Though Cayce died nearly half a century ago, the timeliness of the material in the readings is evidenced by approximately one dozen biographies and more than 300 titles that discuss various aspects of this man's life and work. These books contain a corpus of information so valuable that even Edgar Cayce himself might have hesitated to predict their impact on the latter part of the twentieth century. Sixty years ago who could have known that terms such as "meditation," "akashic records," "spiritual growth," "auras," "soul mates," and "holism" would become household words to hundreds of thousands? Further details about his life and work are explored in such classic works as:

  • There Is a River (1942) by Thomas Sugrue
  • The Sleeping Prophet (1967) by Jess Steam
  • Many Mansions (1950) by Gina Cenninara.

The majority of Edgar Cayce's reading deal with health maintenance and the treatment of illness. Even to this day individuals have found physical help from information given as long as 75 years ago! Yet, although best known for this material, the sleeping Cayce did not seem to be limited to concerns about the physical body.
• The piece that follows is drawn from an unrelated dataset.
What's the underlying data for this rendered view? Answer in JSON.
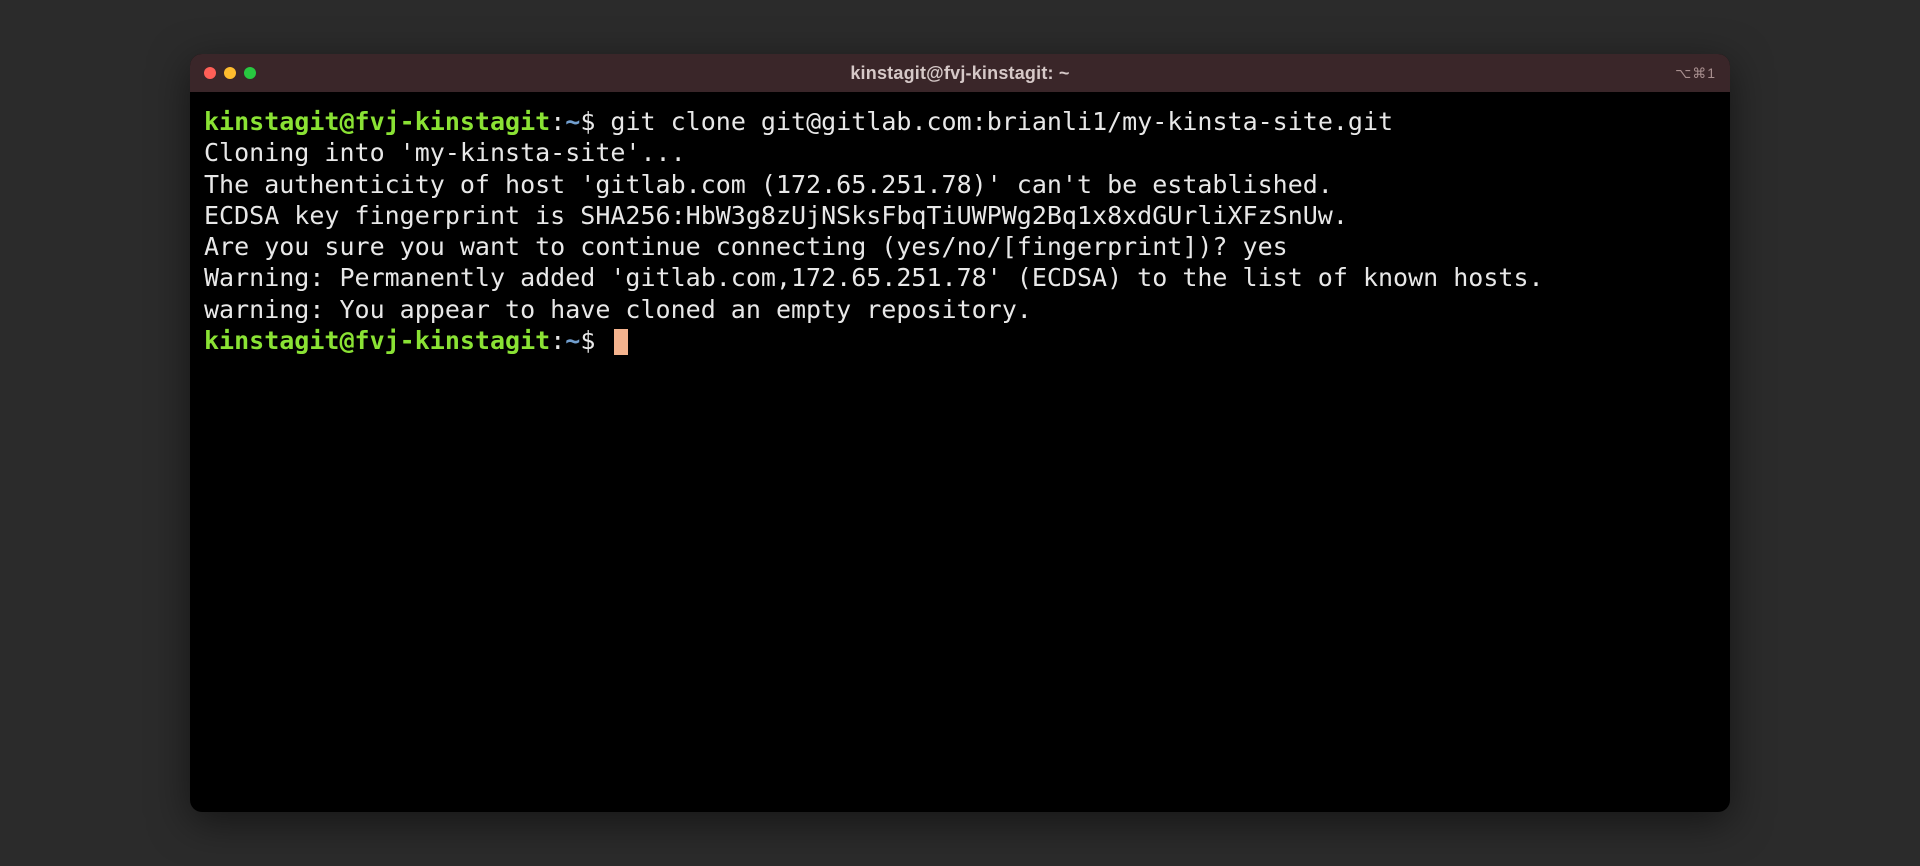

In fact, in their entirety the readings discuss an astonishing number of 10,000 different subjects. Even this vast array of subject matter, however, can be narrowed down into a much smaller range of topics. When compiled together, the majority contain and deal with the following five categories:

(1) Health-Related Information;
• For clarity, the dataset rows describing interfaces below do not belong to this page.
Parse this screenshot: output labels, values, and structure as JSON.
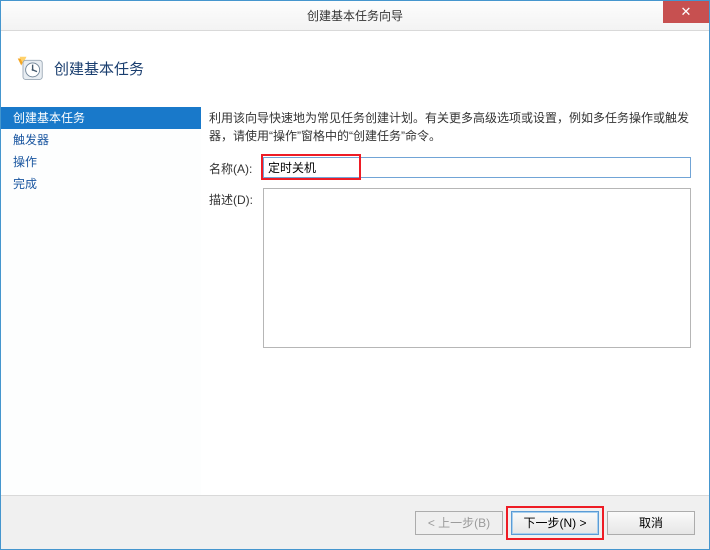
{
  "window": {
    "title": "创建基本任务向导"
  },
  "header": {
    "title": "创建基本任务"
  },
  "sidebar": {
    "items": [
      {
        "label": "创建基本任务",
        "active": true
      },
      {
        "label": "触发器",
        "active": false
      },
      {
        "label": "操作",
        "active": false
      },
      {
        "label": "完成",
        "active": false
      }
    ]
  },
  "content": {
    "intro": "利用该向导快速地为常见任务创建计划。有关更多高级选项或设置，例如多任务操作或触发器，请使用“操作”窗格中的“创建任务”命令。",
    "name_label": "名称(A):",
    "name_value": "定时关机",
    "desc_label": "描述(D):",
    "desc_value": ""
  },
  "footer": {
    "back": "< 上一步(B)",
    "next": "下一步(N) >",
    "cancel": "取消"
  },
  "annotations": {
    "highlight_name": true,
    "highlight_next": true
  }
}
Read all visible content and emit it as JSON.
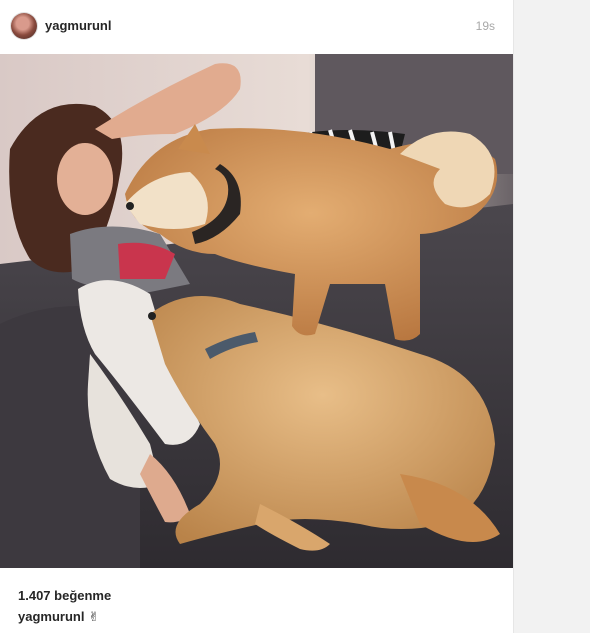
{
  "post": {
    "username": "yagmurunl",
    "time_ago": "19s",
    "likes_text": "1.407 beğenme",
    "caption_author": "yagmurunl",
    "caption_emoji": "✌"
  },
  "icons": {
    "avatar": "profile-avatar",
    "caption_emoji": "victory-hand-icon"
  },
  "colors": {
    "text": "#262626",
    "muted": "#a8a8a8",
    "background": "#ffffff"
  }
}
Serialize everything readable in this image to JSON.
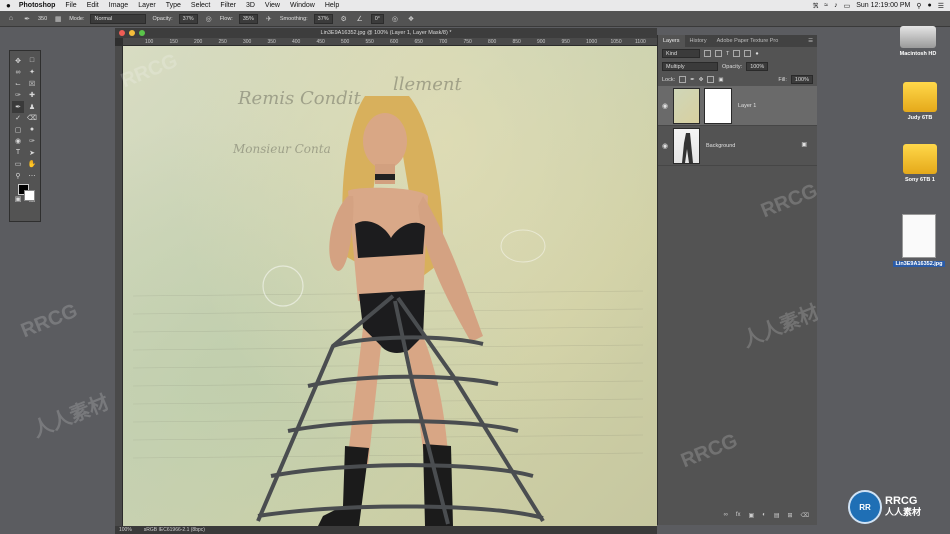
{
  "menubar": {
    "app": "Photoshop",
    "items": [
      "File",
      "Edit",
      "Image",
      "Layer",
      "Type",
      "Select",
      "Filter",
      "3D",
      "View",
      "Window",
      "Help"
    ],
    "clock": "Sun 12:19:00 PM"
  },
  "options_bar": {
    "brush_size": "350",
    "mode_label": "Mode:",
    "mode_value": "Normal",
    "opacity_label": "Opacity:",
    "opacity_value": "37%",
    "flow_label": "Flow:",
    "flow_value": "35%",
    "smoothing_label": "Smoothing:",
    "smoothing_value": "37%",
    "angle_value": "0°"
  },
  "document": {
    "title": "Lin3E9A16352.jpg @ 100% (Layer 1, Layer Mask/8) *",
    "ruler_ticks": [
      "100",
      "150",
      "200",
      "250",
      "300",
      "350",
      "400",
      "450",
      "500",
      "550",
      "600",
      "650",
      "700",
      "750",
      "800",
      "850",
      "900",
      "950",
      "1000",
      "1050",
      "1100"
    ],
    "status_zoom": "100%",
    "status_profile": "sRGB IEC61966-2.1 (8bpc)",
    "canvas_text": {
      "line1": "Remis Condit",
      "line2": "llement",
      "line3": "Monsieur Conta"
    }
  },
  "layers_panel": {
    "tabs": [
      "Layers",
      "History",
      "Adobe Paper Texture Pro"
    ],
    "kind_label": "Kind",
    "blend_mode": "Multiply",
    "opacity_label": "Opacity:",
    "opacity_value": "100%",
    "lock_label": "Lock:",
    "fill_label": "Fill:",
    "fill_value": "100%",
    "layers": [
      {
        "name": "Layer 1"
      },
      {
        "name": "Background"
      }
    ]
  },
  "desktop": {
    "icons": [
      {
        "name": "Macintosh HD"
      },
      {
        "name": "Judy 6TB"
      },
      {
        "name": "Sony 6TB 1"
      },
      {
        "name": "Lin3E9A16352.jpg"
      }
    ]
  },
  "watermarks": {
    "rrcg": "RRCG",
    "cn": "人人素材"
  },
  "colors": {
    "accent_blue": "#2b5ca8",
    "drive_yellow": "#f6c22b"
  }
}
Philosophy and Reincarnation;
Dreams and Dream Interpretation;
ESP and Psychic Phenomena: and
Spiritual Growth, Meditation, and Prayer.
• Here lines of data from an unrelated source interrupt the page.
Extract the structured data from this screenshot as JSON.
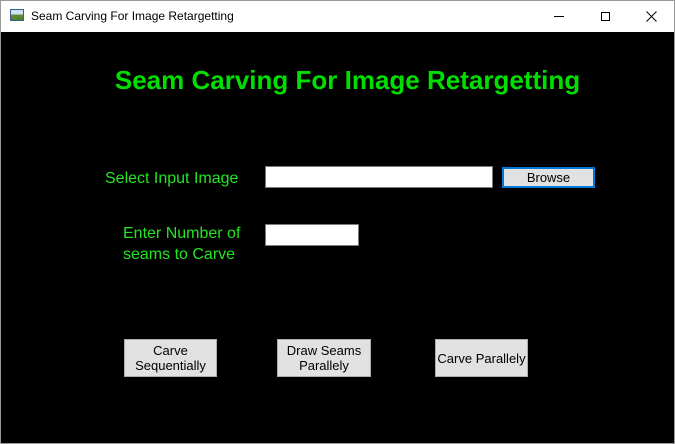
{
  "window": {
    "title": "Seam Carving For Image Retargetting",
    "controls": {
      "minimize": "minimize-icon",
      "maximize": "maximize-icon",
      "close_glyph": "✕"
    }
  },
  "main": {
    "heading": "Seam Carving For Image Retargetting",
    "input_image": {
      "label": "Select Input Image",
      "value": "",
      "browse_label": "Browse"
    },
    "seams": {
      "label": "Enter Number of seams to Carve",
      "value": ""
    },
    "actions": {
      "carve_sequentially": "Carve Sequentially",
      "draw_seams_parallely": "Draw Seams Parallely",
      "carve_parallely": "Carve Parallely"
    }
  },
  "colors": {
    "background": "#000000",
    "label_green": "#22e622",
    "heading_green": "#00e000",
    "focus_blue": "#0078d7"
  }
}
Throughout his life, Edgar Cayce claimed no special abilities nor did he ever consider himself to be some kind of twentieth-century prophet . The readings never offered a set of beliefs that had to be embraced, but instead focused on the fact that each person should test in his or her own life the principles presented. Though Cayce himself was a Christian and read the Bible from cover to cover every year of his life, his work was one which stressed the importance of comparative study among belief systems all over the world. The underlying principle of the readings is the oneness of all life, tolerance for all people, and a compassion and understanding for every major religion in the world.